Up for sale is a brand new 1/72 USAAF UNITED STATES ARMY AIR FORCE LOCKHEED P-38J LIGHTNING 43-28431 (AA36616) by Corgi

Jack M. Ilfrey was already a P-38 Lightning ‘ace’ when he joined the 79th Fighter Squadron of the 20th Fighter Group at Kings Cliffe in April 1944. At that time, missions were heading deep into Germany and although the Luftwaffe could be elusive, when they did show up, they came in numbers and were extremely aggressive.

On his third mission with the 79th, Ilfrey’s Lightning was involved in a mid-air collision with a Messerschmitt Bf 109, ripping almost four feet of his starboard wing off,  he made it back to base, but only just. His Lightning carried the name ‘Happy Jack’s Go Buggy’ on its nose, reputedly applied by his crew chief as a joke, because everyone thought Ilfrey always looked a bit miserable. By the 12th June, the Lightnings of the 20th FG had been assigned dive-bombing and strafing missions behind enemy lines and the mission that day was to destroy a vital railway bridge near the French village of La Possonniere on the banks of the river Loire, the Lightnings executed their mission with ruthless effectiveness.

With the railway bridge destroyed and the 20th Fighter Group fast earning a reputation as the ‘Loco Group’, Ilfrey was presented with a target of opportunity which was just too tempting to pass up. Diving on the locomotive filling his sights with all guns blazing, he saw the train’s boiler explode at the same time as noticing tracer bullets from a concealed anti-aircraft battery hitting his aircraft. At low altitude and with the starboard engine ablaze, Ilfrey jettisoned the canopy, released his harnesses and jumped from the stricken fighter, only to almost immediately bounce off the roof of a farm building, with his parachute only partially inflated. Lying dazed, but uninjured in a field in German occupied France wearing USAAF attire and with a wrecked Lightning fighter burning in the next field, Ilfrey knew he had to get as far away from the area as possible, so he concealed the parachute and ran. Fortunately for him, he was found by a local family with connections to the French resistance movement, who dressed him, gave him false identity papers, a map and bicycle, and sent him in the direction of the Allied invasion forces in Normandy. Thanks to their bravery and by avoiding as many German troops as he could along the way, Jack Ilfrey made it safely back to his home station at Kings Cliffe just five days after being shot down. Unusually in such circumstances, he would also be allowed back flying operationally just a few weeks later.

This model air-plane is made from die-cast metal and plastic and include extensive detailing. It is similar in quality to Century Wings, Calibre Wings and Forces of Valor.
Includes display stand
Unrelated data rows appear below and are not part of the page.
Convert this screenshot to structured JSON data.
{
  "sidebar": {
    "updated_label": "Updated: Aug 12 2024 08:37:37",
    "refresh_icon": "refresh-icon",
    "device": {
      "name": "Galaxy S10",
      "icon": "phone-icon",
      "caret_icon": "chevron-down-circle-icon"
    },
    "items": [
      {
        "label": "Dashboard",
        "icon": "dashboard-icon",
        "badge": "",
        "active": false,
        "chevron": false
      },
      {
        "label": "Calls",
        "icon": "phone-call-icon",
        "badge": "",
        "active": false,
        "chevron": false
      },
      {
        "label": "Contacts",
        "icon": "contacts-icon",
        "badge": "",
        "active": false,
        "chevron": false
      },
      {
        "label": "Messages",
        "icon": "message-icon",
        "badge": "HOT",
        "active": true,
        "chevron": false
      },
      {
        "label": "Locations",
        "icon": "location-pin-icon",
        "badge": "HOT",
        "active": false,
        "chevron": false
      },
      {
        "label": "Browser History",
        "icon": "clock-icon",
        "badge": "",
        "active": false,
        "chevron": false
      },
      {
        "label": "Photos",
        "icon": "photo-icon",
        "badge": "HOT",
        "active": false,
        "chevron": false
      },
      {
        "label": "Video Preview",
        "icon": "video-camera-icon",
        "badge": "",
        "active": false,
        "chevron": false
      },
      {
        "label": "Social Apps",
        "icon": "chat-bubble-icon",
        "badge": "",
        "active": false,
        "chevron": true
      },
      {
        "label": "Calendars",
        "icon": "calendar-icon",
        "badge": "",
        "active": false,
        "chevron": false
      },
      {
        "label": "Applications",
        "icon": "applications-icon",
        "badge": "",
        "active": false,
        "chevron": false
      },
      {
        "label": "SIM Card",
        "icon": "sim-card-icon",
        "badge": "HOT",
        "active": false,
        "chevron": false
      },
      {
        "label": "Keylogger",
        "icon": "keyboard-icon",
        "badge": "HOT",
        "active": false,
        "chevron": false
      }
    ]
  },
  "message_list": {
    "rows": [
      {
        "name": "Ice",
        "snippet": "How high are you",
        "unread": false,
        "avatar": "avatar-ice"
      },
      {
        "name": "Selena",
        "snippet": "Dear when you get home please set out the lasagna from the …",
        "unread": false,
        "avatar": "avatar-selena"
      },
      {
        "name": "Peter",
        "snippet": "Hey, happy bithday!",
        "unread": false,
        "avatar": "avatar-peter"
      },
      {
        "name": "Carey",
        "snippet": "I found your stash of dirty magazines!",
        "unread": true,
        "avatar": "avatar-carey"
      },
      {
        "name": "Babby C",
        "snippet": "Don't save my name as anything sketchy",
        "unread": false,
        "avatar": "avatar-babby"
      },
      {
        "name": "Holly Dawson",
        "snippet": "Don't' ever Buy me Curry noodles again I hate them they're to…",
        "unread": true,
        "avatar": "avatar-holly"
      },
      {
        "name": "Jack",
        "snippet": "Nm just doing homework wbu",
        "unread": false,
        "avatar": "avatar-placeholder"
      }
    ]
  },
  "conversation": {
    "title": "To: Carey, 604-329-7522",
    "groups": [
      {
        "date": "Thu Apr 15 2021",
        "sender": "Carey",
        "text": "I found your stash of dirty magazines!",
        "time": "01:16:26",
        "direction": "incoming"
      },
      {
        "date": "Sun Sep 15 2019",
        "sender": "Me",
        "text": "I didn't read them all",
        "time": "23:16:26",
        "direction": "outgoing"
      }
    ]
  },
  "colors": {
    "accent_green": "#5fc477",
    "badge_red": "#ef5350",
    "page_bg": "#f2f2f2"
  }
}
Additional information

Weight 1 kg
Dimensions 24 × 24 × 10 cm




Aircraft Family






Model Manufacturer


Vehicle Manufacturer